Task requirements
Scan the entries below for the word "критически" and copy every line in which it occurs.
○ ○ ○ ○ ○ ○ ○
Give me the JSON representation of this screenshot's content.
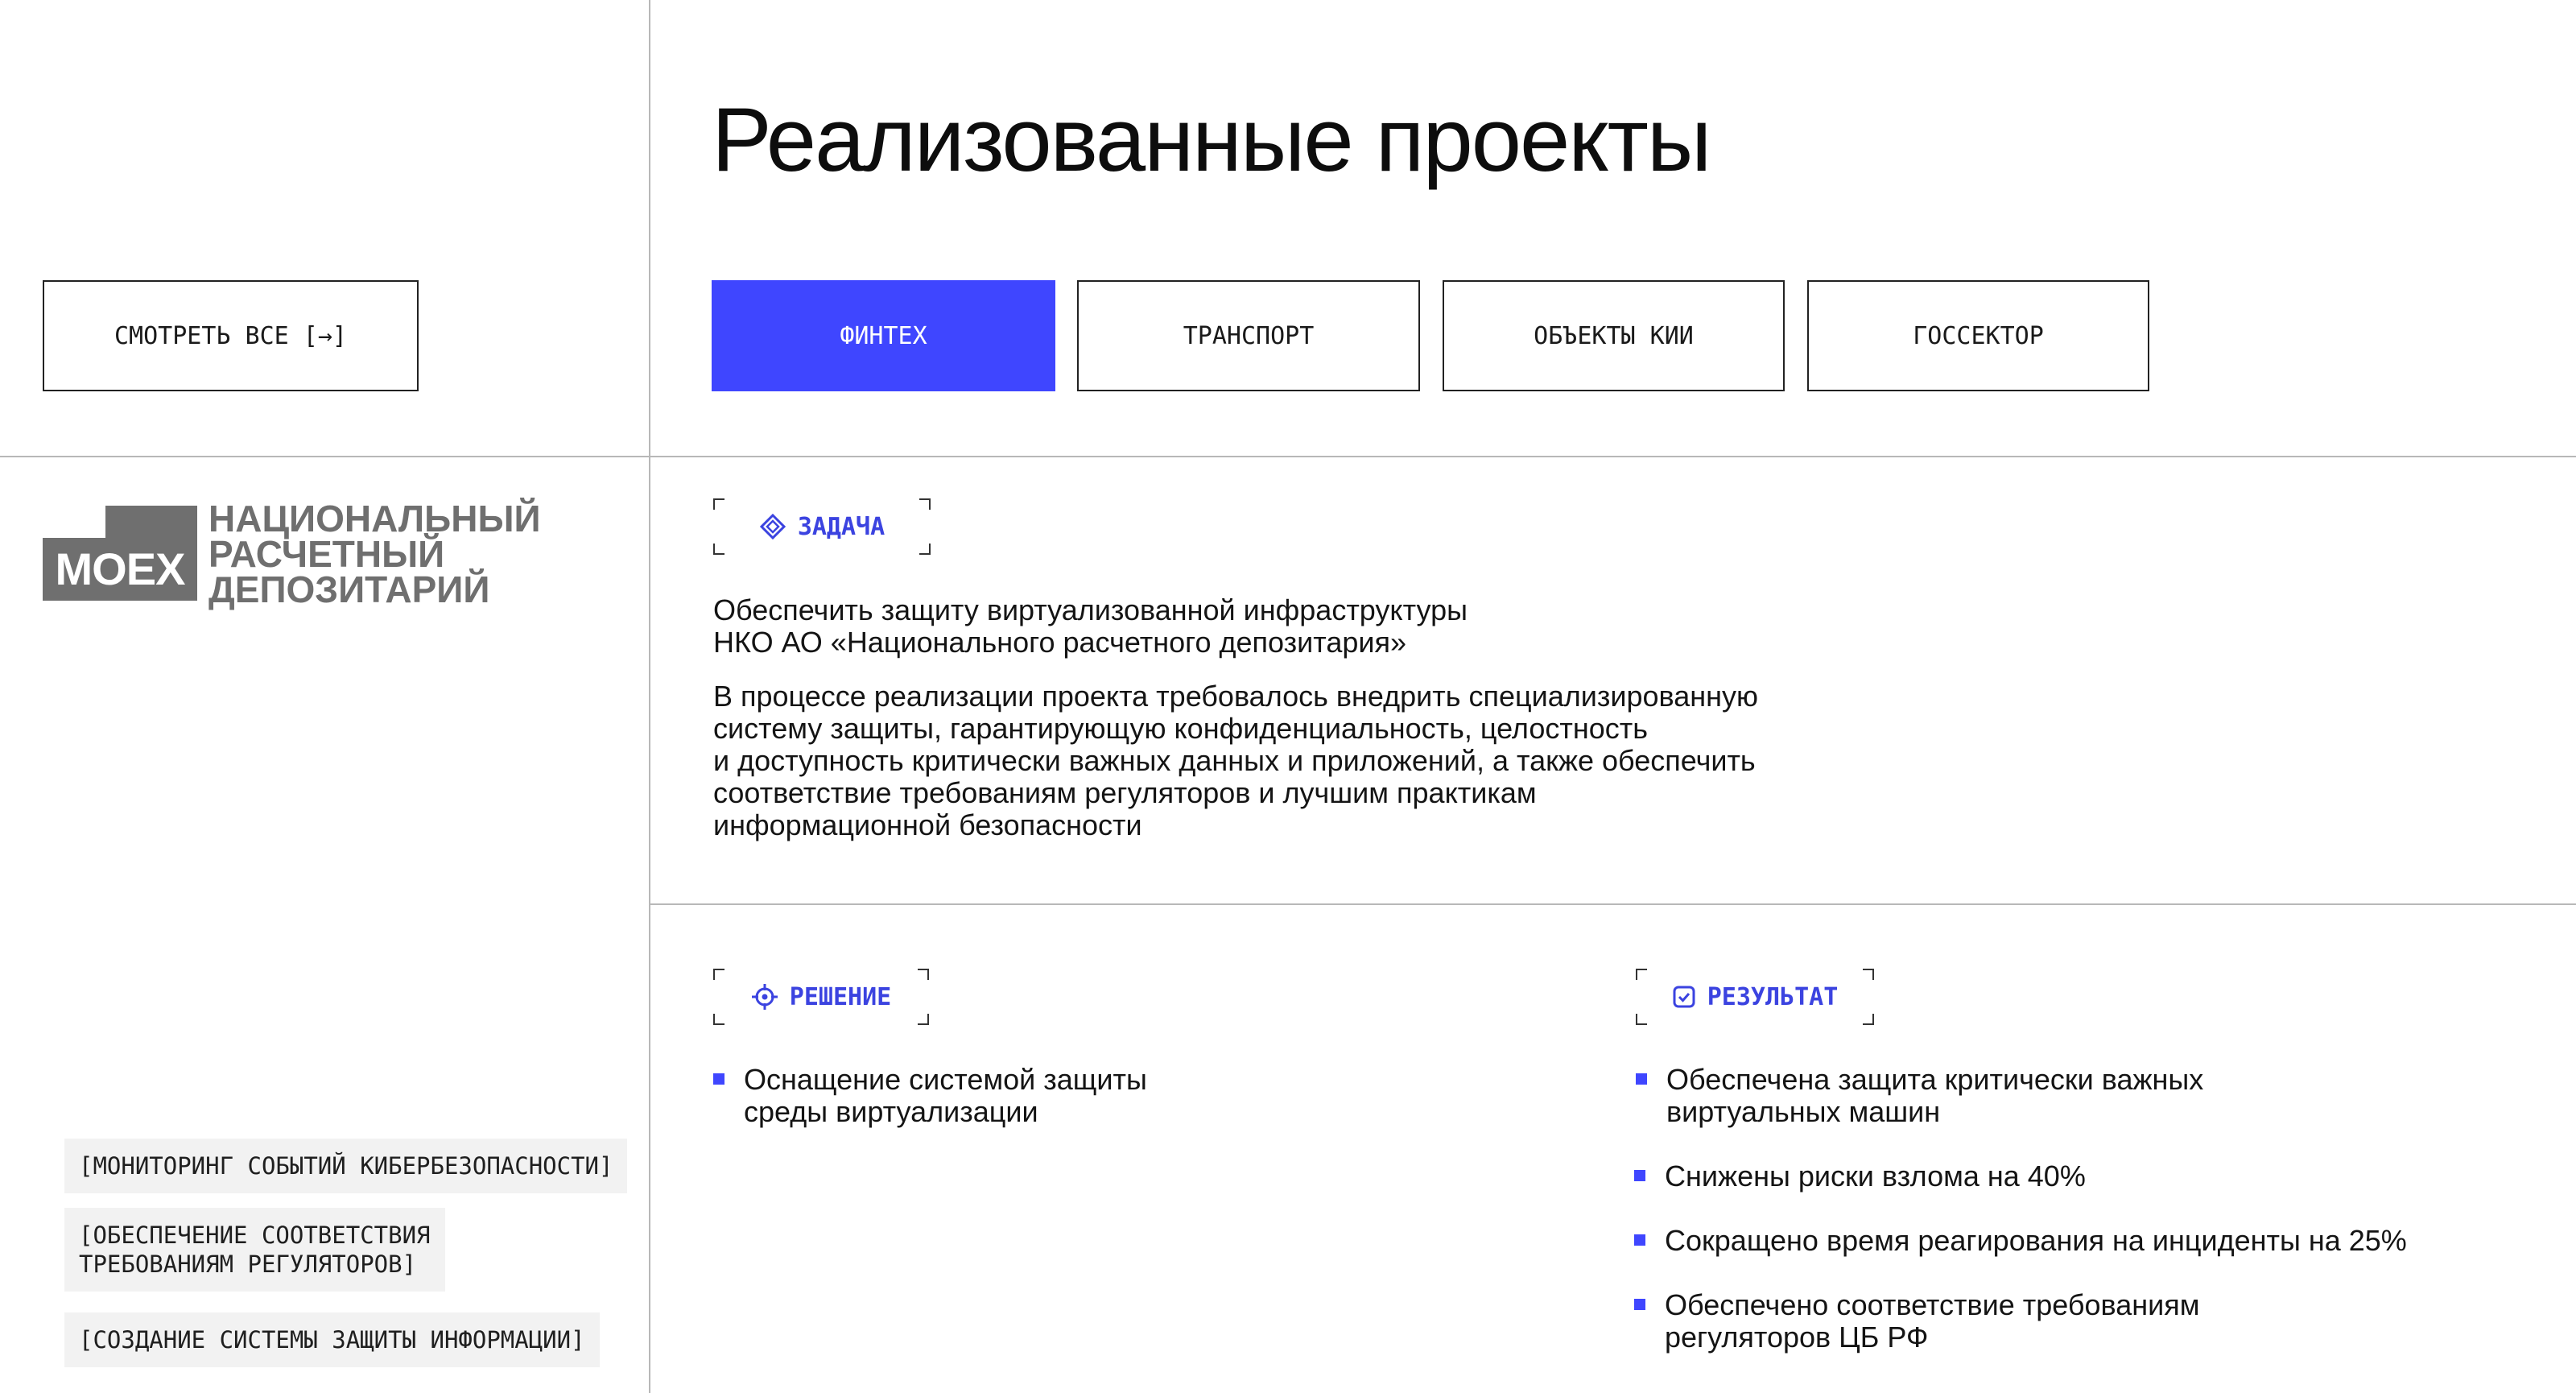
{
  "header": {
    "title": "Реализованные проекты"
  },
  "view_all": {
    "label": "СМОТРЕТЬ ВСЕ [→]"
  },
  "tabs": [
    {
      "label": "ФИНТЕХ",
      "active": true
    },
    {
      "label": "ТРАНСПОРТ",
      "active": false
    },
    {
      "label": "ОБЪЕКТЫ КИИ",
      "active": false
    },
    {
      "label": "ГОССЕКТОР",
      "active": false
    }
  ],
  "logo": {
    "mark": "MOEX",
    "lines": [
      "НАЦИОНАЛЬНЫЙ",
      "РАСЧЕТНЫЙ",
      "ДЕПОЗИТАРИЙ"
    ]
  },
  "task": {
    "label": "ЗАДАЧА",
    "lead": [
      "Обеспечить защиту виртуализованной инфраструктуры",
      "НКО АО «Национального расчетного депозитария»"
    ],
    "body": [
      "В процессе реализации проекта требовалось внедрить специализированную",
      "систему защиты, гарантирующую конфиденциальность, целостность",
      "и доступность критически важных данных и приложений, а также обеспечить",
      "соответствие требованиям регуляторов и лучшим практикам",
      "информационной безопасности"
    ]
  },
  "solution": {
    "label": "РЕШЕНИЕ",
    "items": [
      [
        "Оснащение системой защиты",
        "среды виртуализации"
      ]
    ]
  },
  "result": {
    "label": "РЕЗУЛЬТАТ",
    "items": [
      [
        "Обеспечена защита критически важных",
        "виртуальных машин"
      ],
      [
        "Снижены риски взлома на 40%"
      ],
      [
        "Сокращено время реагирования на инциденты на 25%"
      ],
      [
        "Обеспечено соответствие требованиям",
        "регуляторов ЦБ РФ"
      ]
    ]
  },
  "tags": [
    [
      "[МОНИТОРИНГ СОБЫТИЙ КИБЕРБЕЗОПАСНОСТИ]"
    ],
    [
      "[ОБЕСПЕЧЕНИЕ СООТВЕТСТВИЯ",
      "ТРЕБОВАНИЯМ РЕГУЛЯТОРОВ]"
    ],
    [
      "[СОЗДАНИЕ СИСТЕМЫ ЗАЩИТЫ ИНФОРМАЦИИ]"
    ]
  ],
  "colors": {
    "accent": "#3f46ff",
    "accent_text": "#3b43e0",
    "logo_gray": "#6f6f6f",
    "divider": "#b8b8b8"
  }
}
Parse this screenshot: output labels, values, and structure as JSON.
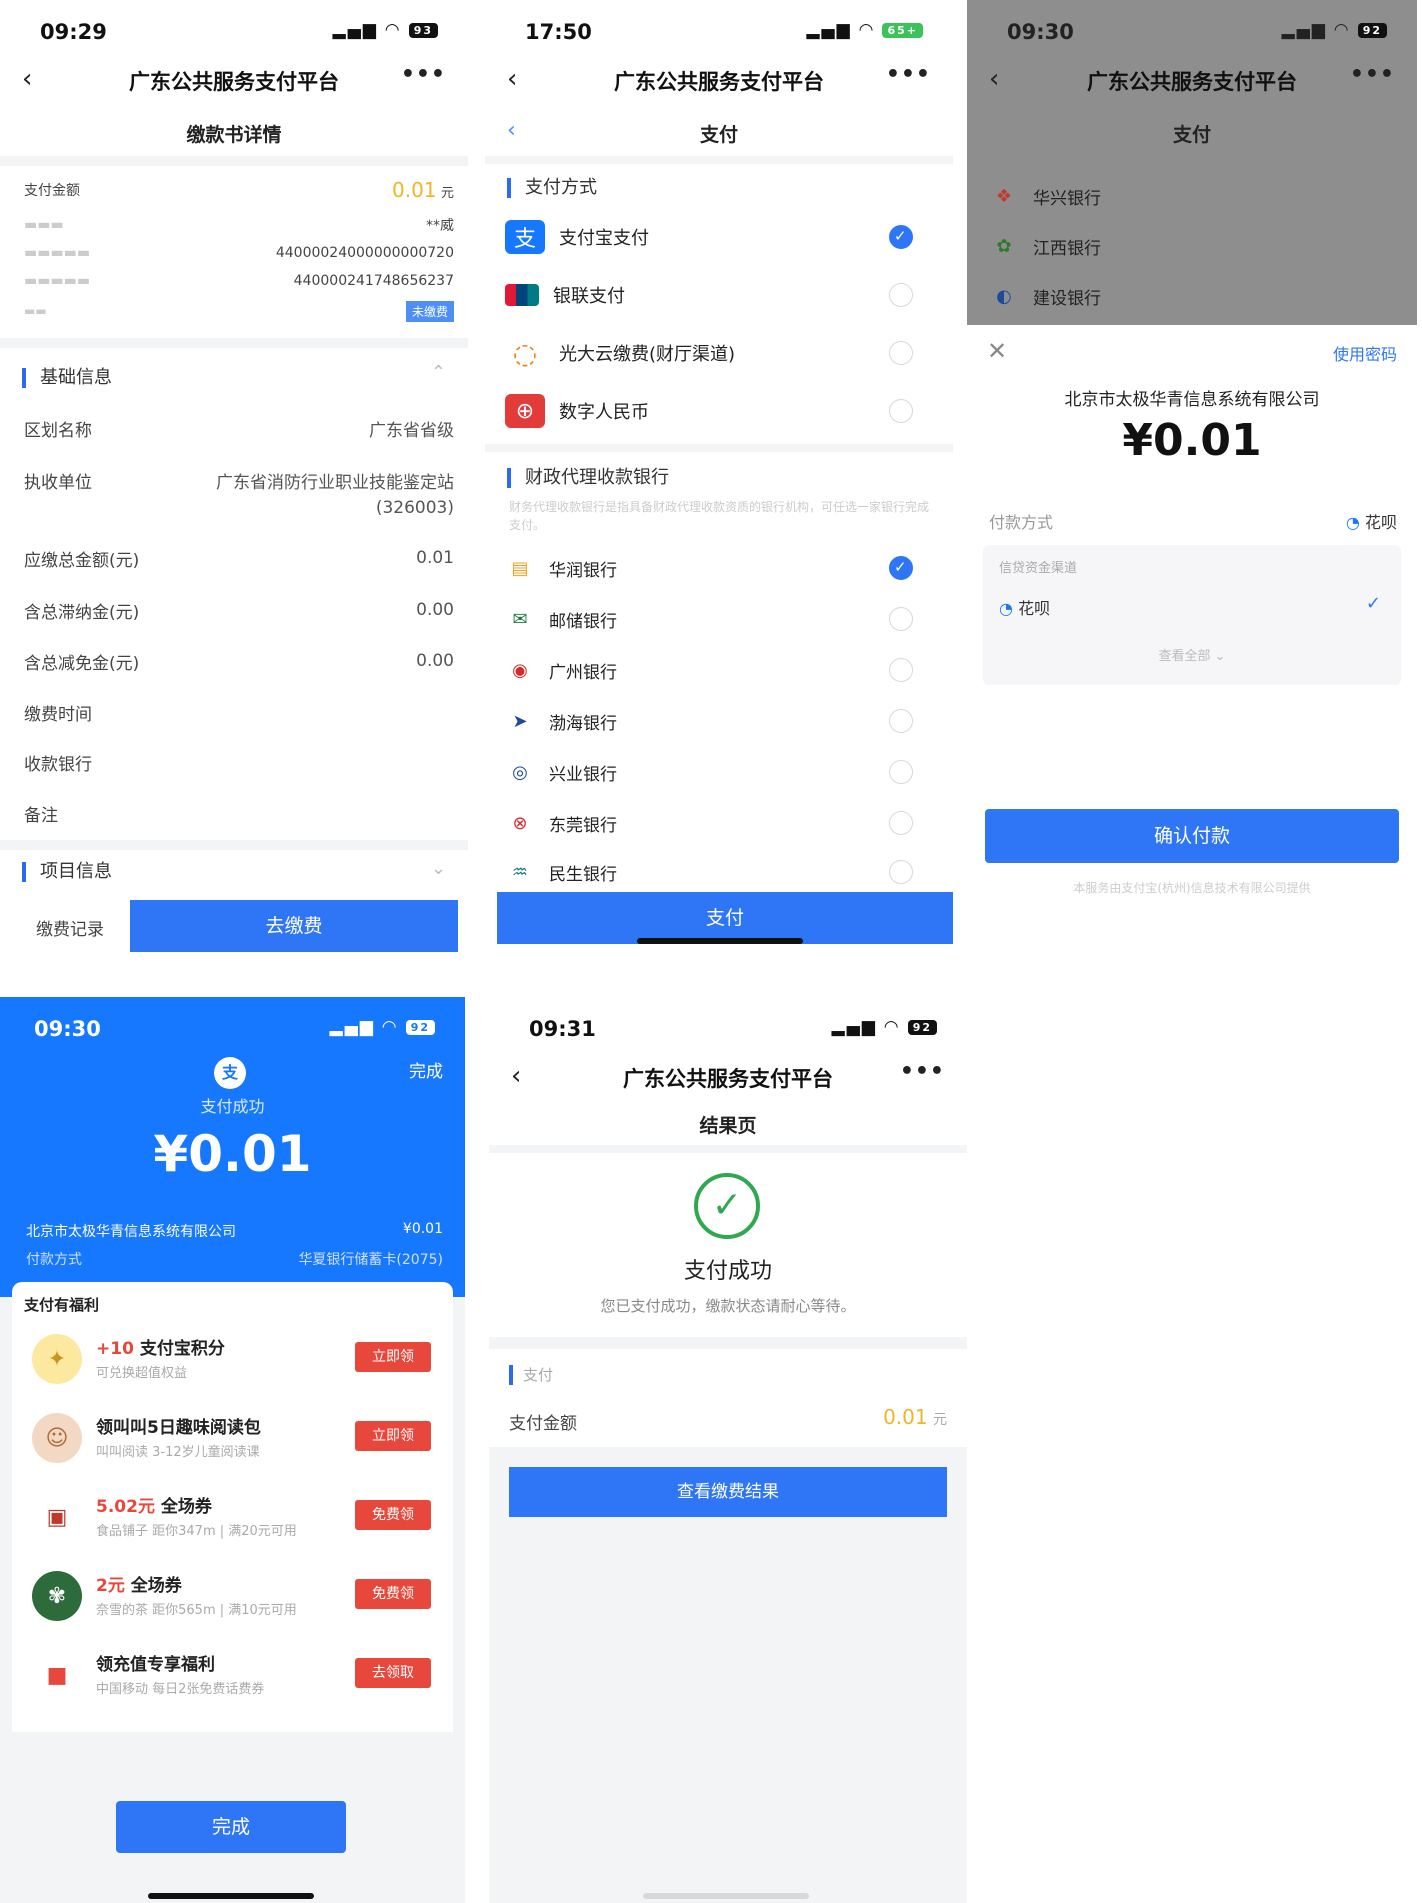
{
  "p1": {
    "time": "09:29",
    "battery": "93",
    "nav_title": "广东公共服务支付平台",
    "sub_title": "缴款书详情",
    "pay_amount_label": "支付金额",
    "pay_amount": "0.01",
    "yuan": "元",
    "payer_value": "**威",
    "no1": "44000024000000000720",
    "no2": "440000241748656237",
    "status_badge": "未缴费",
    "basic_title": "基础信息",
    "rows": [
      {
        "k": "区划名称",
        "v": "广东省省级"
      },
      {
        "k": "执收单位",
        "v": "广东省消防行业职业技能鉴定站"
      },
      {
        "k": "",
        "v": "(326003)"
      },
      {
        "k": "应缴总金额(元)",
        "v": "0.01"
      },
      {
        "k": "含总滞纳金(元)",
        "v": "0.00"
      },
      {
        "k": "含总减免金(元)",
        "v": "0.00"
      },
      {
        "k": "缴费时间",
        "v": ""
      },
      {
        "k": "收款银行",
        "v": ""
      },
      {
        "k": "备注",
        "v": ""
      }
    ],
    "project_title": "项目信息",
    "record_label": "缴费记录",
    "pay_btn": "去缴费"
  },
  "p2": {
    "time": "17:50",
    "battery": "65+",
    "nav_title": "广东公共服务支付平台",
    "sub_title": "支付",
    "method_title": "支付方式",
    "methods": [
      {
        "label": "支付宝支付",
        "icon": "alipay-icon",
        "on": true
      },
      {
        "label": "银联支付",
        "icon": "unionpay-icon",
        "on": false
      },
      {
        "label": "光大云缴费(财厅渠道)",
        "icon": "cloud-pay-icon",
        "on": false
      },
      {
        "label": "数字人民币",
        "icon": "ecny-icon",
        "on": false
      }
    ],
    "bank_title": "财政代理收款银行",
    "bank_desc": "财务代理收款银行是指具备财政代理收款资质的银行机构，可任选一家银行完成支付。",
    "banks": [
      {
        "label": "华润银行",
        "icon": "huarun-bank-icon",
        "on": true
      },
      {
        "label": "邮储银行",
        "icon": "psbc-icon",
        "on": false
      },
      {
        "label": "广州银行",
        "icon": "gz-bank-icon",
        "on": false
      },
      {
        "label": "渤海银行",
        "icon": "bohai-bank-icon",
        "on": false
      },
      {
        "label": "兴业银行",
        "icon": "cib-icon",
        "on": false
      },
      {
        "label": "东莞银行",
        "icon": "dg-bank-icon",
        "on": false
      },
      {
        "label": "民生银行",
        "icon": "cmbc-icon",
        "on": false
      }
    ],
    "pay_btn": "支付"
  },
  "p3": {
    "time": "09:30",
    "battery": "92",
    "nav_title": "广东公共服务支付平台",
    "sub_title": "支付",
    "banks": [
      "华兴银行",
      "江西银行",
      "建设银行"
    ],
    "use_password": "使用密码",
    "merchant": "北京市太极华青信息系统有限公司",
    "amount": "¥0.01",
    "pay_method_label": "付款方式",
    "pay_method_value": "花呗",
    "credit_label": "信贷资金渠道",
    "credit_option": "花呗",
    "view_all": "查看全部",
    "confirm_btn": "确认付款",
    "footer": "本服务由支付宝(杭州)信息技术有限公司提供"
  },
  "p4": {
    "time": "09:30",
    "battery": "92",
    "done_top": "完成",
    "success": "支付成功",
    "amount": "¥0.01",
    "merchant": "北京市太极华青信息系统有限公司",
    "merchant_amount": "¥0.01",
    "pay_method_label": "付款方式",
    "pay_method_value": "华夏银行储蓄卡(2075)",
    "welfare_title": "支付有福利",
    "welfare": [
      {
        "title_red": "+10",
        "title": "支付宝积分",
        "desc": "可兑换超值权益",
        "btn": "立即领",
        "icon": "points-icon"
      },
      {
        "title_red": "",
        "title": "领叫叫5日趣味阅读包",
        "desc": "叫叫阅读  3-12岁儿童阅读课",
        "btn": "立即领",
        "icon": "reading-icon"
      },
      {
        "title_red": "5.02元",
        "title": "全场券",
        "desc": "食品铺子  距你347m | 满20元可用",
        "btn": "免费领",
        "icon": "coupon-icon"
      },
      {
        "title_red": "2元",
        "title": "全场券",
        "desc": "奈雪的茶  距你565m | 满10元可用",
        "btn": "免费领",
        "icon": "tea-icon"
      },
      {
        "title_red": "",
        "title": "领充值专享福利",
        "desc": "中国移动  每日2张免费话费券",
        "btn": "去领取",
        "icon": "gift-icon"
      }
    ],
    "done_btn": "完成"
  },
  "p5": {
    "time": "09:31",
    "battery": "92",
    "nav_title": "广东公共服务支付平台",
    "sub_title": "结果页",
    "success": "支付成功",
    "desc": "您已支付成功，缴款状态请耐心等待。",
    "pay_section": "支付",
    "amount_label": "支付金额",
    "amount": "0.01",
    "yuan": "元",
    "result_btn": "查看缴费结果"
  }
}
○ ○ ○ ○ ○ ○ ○
Problem solution
      "и доступность критически важных данных и приложений, а также обеспечить",
        "Обеспечена защита критически важных",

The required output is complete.